But if we continue to develop the gifts we've been given in meaningful work and relationships, then we will still desire things, and we will still find parts of the world resisting or creating obstacles to that desire, and these will be the seeds of new narratives. Desire, in a world that is not merely there for my benefit, only indicates the ability to imagine something more, and for a finite creature with an infinite soul, we can always imagine something more.

The possibility of narrative in eternity depends in a real way on the doctrine of God's abundance. If God is infinite and his creation is infinitely abundant, then finite creatures cannot cease to find new adventures in exploration and discovery of this abundance.

I'm not sure this is entirely satisfying, though it's the best I've got for the time being. It may be that I am still too broken to appreciate how satisfying narratives of discovering God's goodness could be when my and others' understandings and hearts have been perfected at last. I only have the current stories to go on, and perhaps 90% of the time I find them intolerably naive and egotistical. There's too much darkness in me to have much patience with easy narratives of encountering the light. But that 10% of the time when it works for me, well, then I feel a profound compulsion toward the light, a deep desire for my own story to end that way, at least some times, and this desire seems beyond reproach, even essential. Whatever happens in eternity, we can have no stories here without that desire to find our hearts' true home.
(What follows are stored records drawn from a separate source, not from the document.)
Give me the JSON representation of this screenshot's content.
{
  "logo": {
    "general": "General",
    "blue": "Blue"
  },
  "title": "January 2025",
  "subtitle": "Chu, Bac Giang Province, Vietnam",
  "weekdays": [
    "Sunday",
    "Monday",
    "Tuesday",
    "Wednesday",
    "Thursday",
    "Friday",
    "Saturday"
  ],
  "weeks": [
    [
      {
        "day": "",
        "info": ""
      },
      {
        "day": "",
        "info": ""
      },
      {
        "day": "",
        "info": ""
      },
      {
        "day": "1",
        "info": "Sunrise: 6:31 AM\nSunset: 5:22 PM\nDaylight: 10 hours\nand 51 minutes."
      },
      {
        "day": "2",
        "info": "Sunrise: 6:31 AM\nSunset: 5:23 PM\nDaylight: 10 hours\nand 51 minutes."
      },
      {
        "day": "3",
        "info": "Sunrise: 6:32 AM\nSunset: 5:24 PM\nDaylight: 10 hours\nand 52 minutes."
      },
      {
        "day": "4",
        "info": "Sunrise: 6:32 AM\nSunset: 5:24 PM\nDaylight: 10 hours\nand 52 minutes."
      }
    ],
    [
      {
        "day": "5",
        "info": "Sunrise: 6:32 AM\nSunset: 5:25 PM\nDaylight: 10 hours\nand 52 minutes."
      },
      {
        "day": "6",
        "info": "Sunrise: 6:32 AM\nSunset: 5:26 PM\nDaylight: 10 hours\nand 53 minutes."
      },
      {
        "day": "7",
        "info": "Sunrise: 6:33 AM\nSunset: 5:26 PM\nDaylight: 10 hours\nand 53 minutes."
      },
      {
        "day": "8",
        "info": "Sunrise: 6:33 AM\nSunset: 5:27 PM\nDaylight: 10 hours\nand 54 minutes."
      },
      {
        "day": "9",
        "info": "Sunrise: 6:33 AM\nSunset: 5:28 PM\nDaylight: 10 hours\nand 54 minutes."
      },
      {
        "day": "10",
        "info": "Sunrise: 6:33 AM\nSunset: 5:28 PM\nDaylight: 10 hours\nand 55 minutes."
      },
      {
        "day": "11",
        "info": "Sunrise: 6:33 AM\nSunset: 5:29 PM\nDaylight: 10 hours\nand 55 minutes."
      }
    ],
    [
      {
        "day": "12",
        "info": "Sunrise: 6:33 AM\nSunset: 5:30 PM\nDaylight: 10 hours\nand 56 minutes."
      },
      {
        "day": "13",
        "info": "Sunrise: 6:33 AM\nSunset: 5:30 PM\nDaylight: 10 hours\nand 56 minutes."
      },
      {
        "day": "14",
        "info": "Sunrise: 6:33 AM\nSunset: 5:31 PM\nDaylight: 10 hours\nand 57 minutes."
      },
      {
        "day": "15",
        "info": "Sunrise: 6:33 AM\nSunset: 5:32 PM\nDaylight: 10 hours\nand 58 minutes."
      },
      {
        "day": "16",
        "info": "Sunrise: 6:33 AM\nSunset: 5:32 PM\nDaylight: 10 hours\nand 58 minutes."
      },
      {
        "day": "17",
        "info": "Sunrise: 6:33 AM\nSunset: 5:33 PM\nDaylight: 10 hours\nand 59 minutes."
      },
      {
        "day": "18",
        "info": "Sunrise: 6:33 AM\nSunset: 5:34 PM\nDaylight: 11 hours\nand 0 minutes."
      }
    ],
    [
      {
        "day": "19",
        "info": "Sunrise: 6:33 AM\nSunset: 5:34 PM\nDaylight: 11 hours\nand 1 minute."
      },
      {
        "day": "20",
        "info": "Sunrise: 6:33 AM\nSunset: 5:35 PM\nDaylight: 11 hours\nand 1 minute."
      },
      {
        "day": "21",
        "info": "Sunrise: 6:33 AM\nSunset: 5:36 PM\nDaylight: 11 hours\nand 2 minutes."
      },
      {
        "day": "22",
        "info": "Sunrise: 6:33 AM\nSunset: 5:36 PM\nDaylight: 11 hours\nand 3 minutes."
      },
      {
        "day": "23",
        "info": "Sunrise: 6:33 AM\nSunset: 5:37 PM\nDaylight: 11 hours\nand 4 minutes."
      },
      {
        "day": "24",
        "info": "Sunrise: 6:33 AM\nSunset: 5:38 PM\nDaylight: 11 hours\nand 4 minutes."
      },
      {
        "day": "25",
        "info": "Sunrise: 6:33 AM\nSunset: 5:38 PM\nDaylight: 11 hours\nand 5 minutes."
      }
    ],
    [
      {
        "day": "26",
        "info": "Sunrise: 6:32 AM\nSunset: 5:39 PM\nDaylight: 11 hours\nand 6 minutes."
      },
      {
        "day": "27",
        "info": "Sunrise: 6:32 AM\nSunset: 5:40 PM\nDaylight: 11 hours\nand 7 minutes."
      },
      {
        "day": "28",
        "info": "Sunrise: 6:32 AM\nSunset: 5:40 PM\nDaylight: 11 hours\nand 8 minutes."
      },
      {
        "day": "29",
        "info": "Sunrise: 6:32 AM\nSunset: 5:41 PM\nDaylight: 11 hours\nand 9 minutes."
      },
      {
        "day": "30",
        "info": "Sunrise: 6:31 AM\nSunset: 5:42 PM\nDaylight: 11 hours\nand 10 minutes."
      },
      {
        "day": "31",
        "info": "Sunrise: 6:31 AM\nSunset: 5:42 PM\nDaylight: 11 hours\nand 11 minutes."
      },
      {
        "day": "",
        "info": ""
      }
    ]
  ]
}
(Painting by N. C. Wyeth)

Stories Within Stories | 6.1 author Max Harris

Brad Fruhauff

Onion6.1 author Max Harris offers a brief manifesto of sorts on writing stories as a Christian. Jesus puzzled his audiences with short stories. We call them parables. The disciples wanted to know their meaning. Sometimes Jesus explained; other times, he didn’t. Embedded in the gospels’ creative nonfiction, Jesus’s parables are stories within stories.

The Holy Spirit crafts gazillions of life stories, in which the characters come alive and insist on shaping their own destinies. Patiently, over a lifetime, the Spirit shapes weak material into something beautiful and true. Even the worst he never discards. A small tweaking of some detail or a sudden flash of light might yet breathe new life into flawed characters.
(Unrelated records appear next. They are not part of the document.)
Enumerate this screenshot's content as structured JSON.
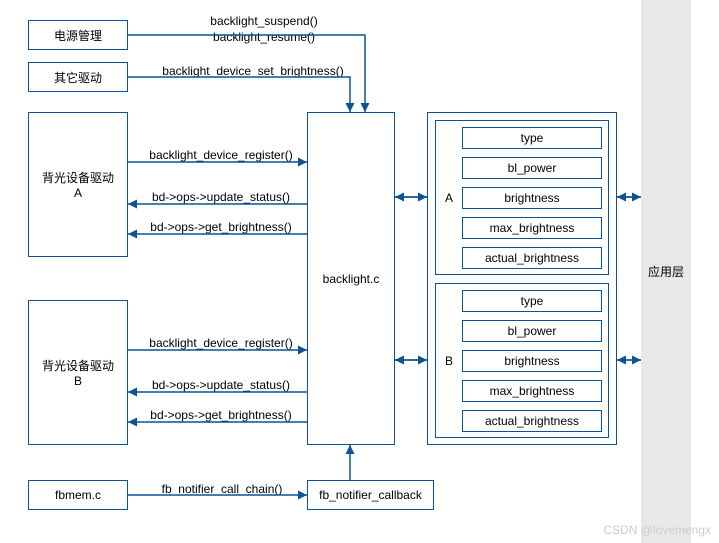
{
  "boxes": {
    "power_mgmt": "电源管理",
    "other_driver": "其它驱动",
    "backlight_drv_a": "背光设备驱动\nA",
    "backlight_drv_b": "背光设备驱动\nB",
    "fbmem": "fbmem.c",
    "backlight_c": "backlight.c",
    "fb_notifier_cb": "fb_notifier_callback",
    "dev_a_label": "A",
    "dev_b_label": "B",
    "app_layer": "应用层"
  },
  "attrs": {
    "type": "type",
    "bl_power": "bl_power",
    "brightness": "brightness",
    "max_brightness": "max_brightness",
    "actual_brightness": "actual_brightness"
  },
  "arrows": {
    "backlight_suspend": "backlight_suspend()",
    "backlight_resume": "backlight_resume()",
    "set_brightness": "backlight_device_set_brightness()",
    "register": "backlight_device_register()",
    "update_status": "bd->ops->update_status()",
    "get_brightness": "bd->ops->get_brightness()",
    "fb_notifier_chain": "fb_notifier_call_chain()"
  },
  "watermark": "CSDN @lovemengx"
}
The Father loves each and every part of the creation. The Father eschews ironic distancing. Faith believes that God’s love is strong enough to forge a happy ending for the whole creation. But not yet.
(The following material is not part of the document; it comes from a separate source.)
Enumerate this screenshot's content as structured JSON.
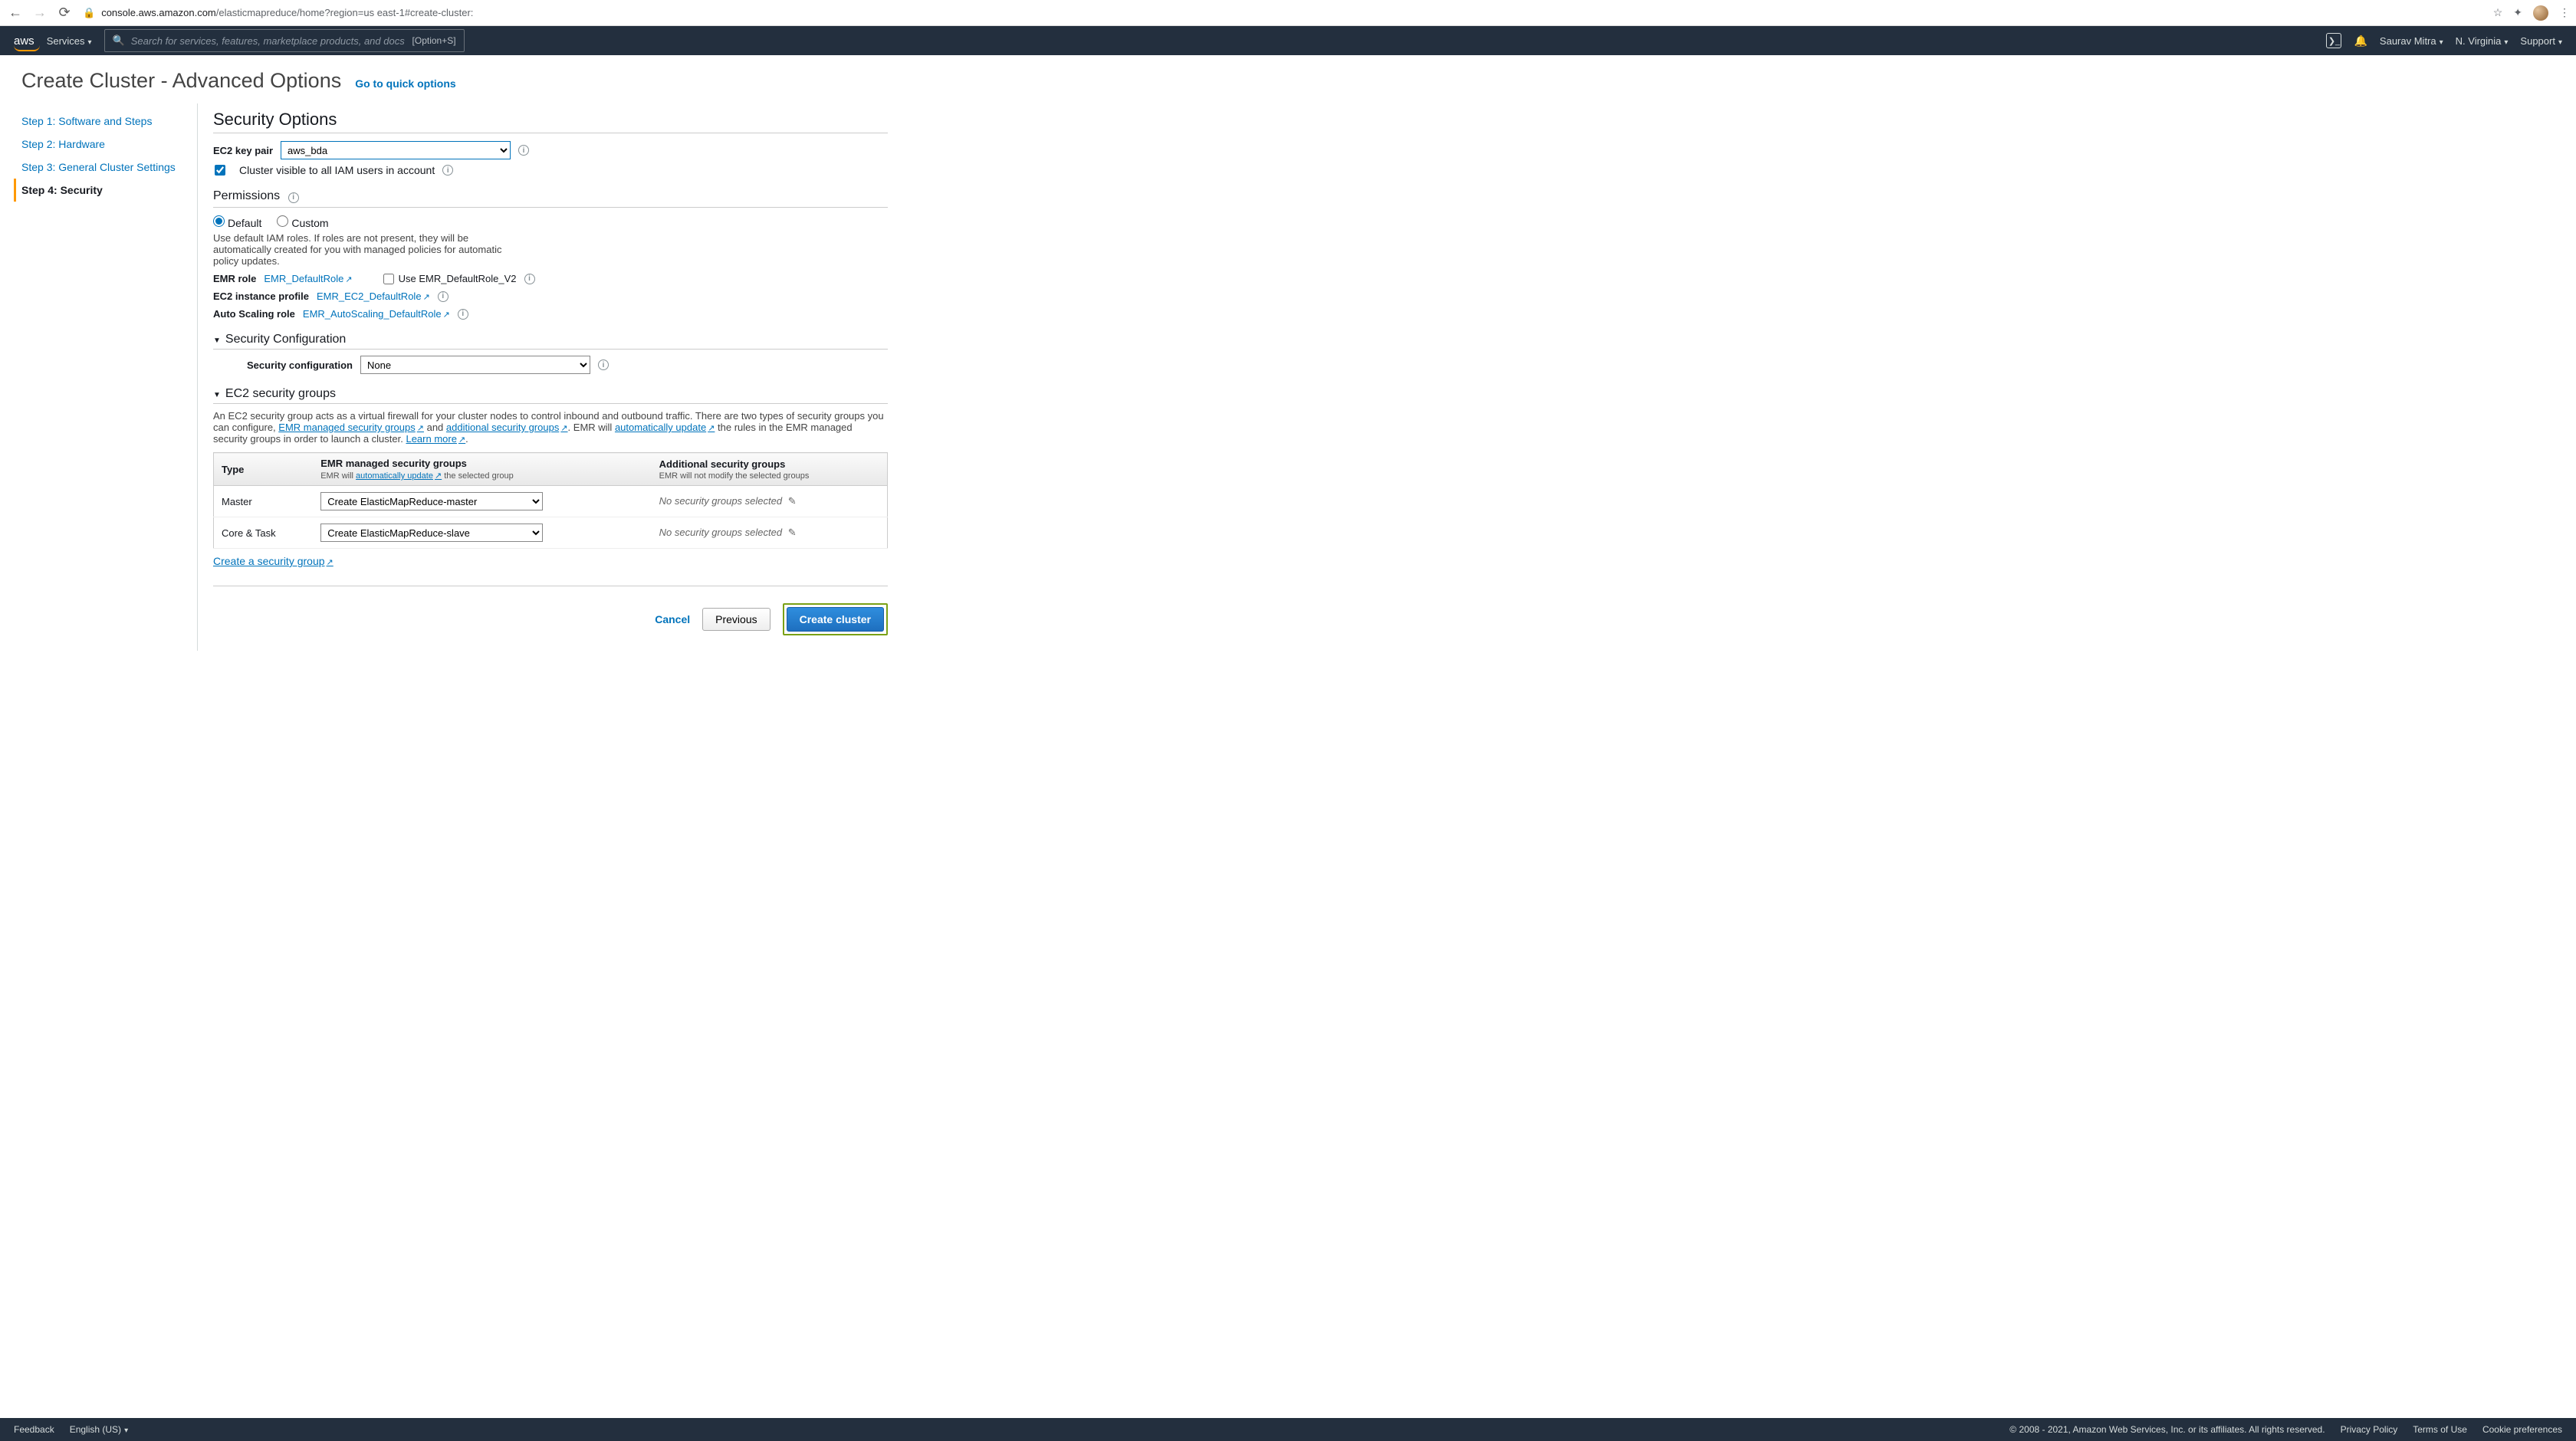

I wonder what part my poor stories play in this long narrative.

Max Harris was born in England, received his PhD from the University of Virginia, and now lives in Wisconsin. He is the author of five nonfiction books, including Theater and Incarnation and Sacred Folly: A New History of the Feast of Fools, and several short stories. Writing fiction allows him to make stuff up.

Share a Story


Bonnie Ponce encourages Relief readers  to love Relief through donations. When I think about helping Relief through support raising, I think about my current job - support raising at a university.

Support raising, I think can have a negative stigma.  Asking for money, even for a really good cause like Relief Journal, can be awkward for people.  But the support raising process can lead to rewarding new friendships and shared stories.

Relief Journal allows authors to bare their souls through their writing and they reach a unique audience. Great questions are asked through poetry, fiction, and shared experiences. We support raise because we want people to continue to find their voice and share it with others.

I remember when I first heard about Relief.  I was a little confused by the name but after I read the mission statement, I understood that Relief was raising the bar on Christian literature and bringing a fresh new point of view.  I was thrilled to find like-minded people that wanted to write and read faith based fiction that dealt with the sinful and painful side of humanity but also the hope that we have in Jesus.  I knew that I wanted to be a part of this group, to help support raise so these stories could continue to be shared.